What is being asked: Each of the entries below needs to be given again exactly.

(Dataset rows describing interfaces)

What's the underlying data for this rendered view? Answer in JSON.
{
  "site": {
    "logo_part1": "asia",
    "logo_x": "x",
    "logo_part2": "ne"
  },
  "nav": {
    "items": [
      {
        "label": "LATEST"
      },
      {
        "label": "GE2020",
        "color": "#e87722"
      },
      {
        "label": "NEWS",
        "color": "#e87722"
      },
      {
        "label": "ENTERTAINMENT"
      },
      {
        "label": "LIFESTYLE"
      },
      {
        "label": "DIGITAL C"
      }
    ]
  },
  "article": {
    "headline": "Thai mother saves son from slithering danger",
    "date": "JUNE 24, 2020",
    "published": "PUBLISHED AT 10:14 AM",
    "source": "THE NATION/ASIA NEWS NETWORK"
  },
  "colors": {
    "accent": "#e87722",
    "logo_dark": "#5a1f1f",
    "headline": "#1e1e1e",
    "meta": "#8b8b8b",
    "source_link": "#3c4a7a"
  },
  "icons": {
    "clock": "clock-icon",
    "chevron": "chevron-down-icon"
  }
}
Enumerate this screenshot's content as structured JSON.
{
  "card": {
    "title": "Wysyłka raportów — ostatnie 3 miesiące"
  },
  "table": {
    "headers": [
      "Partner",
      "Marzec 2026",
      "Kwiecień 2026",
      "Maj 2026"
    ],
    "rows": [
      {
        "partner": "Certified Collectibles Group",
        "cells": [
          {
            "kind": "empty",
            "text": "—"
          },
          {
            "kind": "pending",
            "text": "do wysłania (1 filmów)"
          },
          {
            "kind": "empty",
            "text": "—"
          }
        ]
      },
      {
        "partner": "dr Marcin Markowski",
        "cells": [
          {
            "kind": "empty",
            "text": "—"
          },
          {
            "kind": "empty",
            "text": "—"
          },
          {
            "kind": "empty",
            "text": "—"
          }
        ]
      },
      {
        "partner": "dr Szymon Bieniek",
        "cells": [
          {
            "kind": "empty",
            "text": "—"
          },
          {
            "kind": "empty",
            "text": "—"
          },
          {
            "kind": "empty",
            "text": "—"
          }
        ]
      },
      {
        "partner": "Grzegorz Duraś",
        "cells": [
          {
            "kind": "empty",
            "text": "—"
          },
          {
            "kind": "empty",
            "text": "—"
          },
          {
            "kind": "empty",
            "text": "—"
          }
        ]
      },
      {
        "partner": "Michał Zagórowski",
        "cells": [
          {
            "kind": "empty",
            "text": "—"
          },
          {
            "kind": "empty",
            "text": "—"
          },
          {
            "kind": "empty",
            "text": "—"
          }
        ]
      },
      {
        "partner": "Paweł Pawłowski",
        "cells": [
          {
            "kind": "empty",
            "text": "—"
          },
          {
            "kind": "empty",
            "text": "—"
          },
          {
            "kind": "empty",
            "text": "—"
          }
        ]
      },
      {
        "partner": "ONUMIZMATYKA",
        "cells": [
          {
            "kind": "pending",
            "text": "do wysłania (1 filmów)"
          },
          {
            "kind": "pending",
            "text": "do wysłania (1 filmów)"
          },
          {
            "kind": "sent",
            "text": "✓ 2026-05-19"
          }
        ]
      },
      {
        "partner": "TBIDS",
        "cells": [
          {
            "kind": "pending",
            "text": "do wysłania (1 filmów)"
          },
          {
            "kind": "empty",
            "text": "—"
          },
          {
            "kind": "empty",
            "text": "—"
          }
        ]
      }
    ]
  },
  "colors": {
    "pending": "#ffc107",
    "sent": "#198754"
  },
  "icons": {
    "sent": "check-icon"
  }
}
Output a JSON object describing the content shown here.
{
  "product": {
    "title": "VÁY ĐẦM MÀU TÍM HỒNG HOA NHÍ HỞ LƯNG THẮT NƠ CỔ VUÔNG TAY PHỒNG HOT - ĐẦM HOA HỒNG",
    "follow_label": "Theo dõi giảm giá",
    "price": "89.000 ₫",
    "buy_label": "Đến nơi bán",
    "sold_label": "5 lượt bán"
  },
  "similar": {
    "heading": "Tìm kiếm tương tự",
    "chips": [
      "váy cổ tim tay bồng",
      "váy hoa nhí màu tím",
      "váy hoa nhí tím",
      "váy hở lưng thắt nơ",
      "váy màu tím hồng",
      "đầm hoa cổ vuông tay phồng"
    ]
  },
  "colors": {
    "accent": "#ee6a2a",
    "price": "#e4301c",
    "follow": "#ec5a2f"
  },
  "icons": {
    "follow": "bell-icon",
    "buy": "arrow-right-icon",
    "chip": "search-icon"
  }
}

Task result:
What's the underlying data for this rendered view? Answer in JSON.
{
  "site": {
    "logo_part1": "asia",
    "logo_x": "x",
    "logo_part2": "ne"
  },
  "nav": {
    "items": [
      {
        "label": "LATEST"
      },
      {
        "label": "GE2020",
        "color": "#e87722"
      },
      {
        "label": "NEWS",
        "color": "#e87722"
      },
      {
        "label": "ENTERTAINMENT"
      },
      {
        "label": "LIFESTYLE"
      },
      {
        "label": "DIGITAL C"
      }
    ]
  },
  "article": {
    "headline": "Thai mother saves son from slithering danger",
    "date": "JUNE 24, 2020",
    "published": "PUBLISHED AT 10:14 AM",
    "source": "THE NATION/ASIA NEWS NETWORK"
  },
  "colors": {
    "accent": "#e87722",
    "logo_dark": "#5a1f1f",
    "headline": "#1e1e1e",
    "meta": "#8b8b8b",
    "source_link": "#3c4a7a"
  },
  "icons": {
    "clock": "clock-icon",
    "chevron": "chevron-down-icon"
  }
}
Enumerate this screenshot's content as structured JSON.
{
  "card": {
    "title": "Wysyłka raportów — ostatnie 3 miesiące"
  },
  "table": {
    "headers": [
      "Partner",
      "Marzec 2026",
      "Kwiecień 2026",
      "Maj 2026"
    ],
    "rows": [
      {
        "partner": "Certified Collectibles Group",
        "cells": [
          {
            "kind": "empty",
            "text": "—"
          },
          {
            "kind": "pending",
            "text": "do wysłania (1 filmów)"
          },
          {
            "kind": "empty",
            "text": "—"
          }
        ]
      },
      {
        "partner": "dr Marcin Markowski",
        "cells": [
          {
            "kind": "empty",
            "text": "—"
          },
          {
            "kind": "empty",
            "text": "—"
          },
          {
            "kind": "empty",
            "text": "—"
          }
        ]
      },
      {
        "partner": "dr Szymon Bieniek",
        "cells": [
          {
            "kind": "empty",
            "text": "—"
          },
          {
            "kind": "empty",
            "text": "—"
          },
          {
            "kind": "empty",
            "text": "—"
          }
        ]
      },
      {
        "partner": "Grzegorz Duraś",
        "cells": [
          {
            "kind": "empty",
            "text": "—"
          },
          {
            "kind": "empty",
            "text": "—"
          },
          {
            "kind": "empty",
            "text": "—"
          }
        ]
      },
      {
        "partner": "Michał Zagórowski",
        "cells": [
          {
            "kind": "empty",
            "text": "—"
          },
          {
            "kind": "empty",
            "text": "—"
          },
          {
            "kind": "empty",
            "text": "—"
          }
        ]
      },
      {
        "partner": "Paweł Pawłowski",
        "cells": [
          {
            "kind": "empty",
            "text": "—"
          },
          {
            "kind": "empty",
            "text": "—"
          },
          {
            "kind": "empty",
            "text": "—"
          }
        ]
      },
      {
        "partner": "ONUMIZMATYKA",
        "cells": [
          {
            "kind": "pending",
            "text": "do wysłania (1 filmów)"
          },
          {
            "kind": "pending",
            "text": "do wysłania (1 filmów)"
          },
          {
            "kind": "sent",
            "text": "✓ 2026-05-19"
          }
        ]
      },
      {
        "partner": "TBIDS",
        "cells": [
          {
            "kind": "pending",
            "text": "do wysłania (1 filmów)"
          },
          {
            "kind": "empty",
            "text": "—"
          },
          {
            "kind": "empty",
            "text": "—"
          }
        ]
      }
    ]
  },
  "colors": {
    "pending": "#ffc107",
    "sent": "#198754"
  },
  "icons": {
    "sent": "check-icon"
  }
}
Output a JSON object describing the content shown here.
{
  "product": {
    "title": "VÁY ĐẦM MÀU TÍM HỒNG HOA NHÍ HỞ LƯNG THẮT NƠ CỔ VUÔNG TAY PHỒNG HOT - ĐẦM HOA HỒNG",
    "follow_label": "Theo dõi giảm giá",
    "price": "89.000 ₫",
    "buy_label": "Đến nơi bán",
    "sold_label": "5 lượt bán"
  },
  "similar": {
    "heading": "Tìm kiếm tương tự",
    "chips": [
      "váy cổ tim tay bồng",
      "váy hoa nhí màu tím",
      "váy hoa nhí tím",
      "váy hở lưng thắt nơ",
      "váy màu tím hồng",
      "đầm hoa cổ vuông tay phồng"
    ]
  },
  "colors": {
    "accent": "#ee6a2a",
    "price": "#e4301c",
    "follow": "#ec5a2f"
  },
  "icons": {
    "follow": "bell-icon",
    "buy": "arrow-right-icon",
    "chip": "search-icon"
  }
}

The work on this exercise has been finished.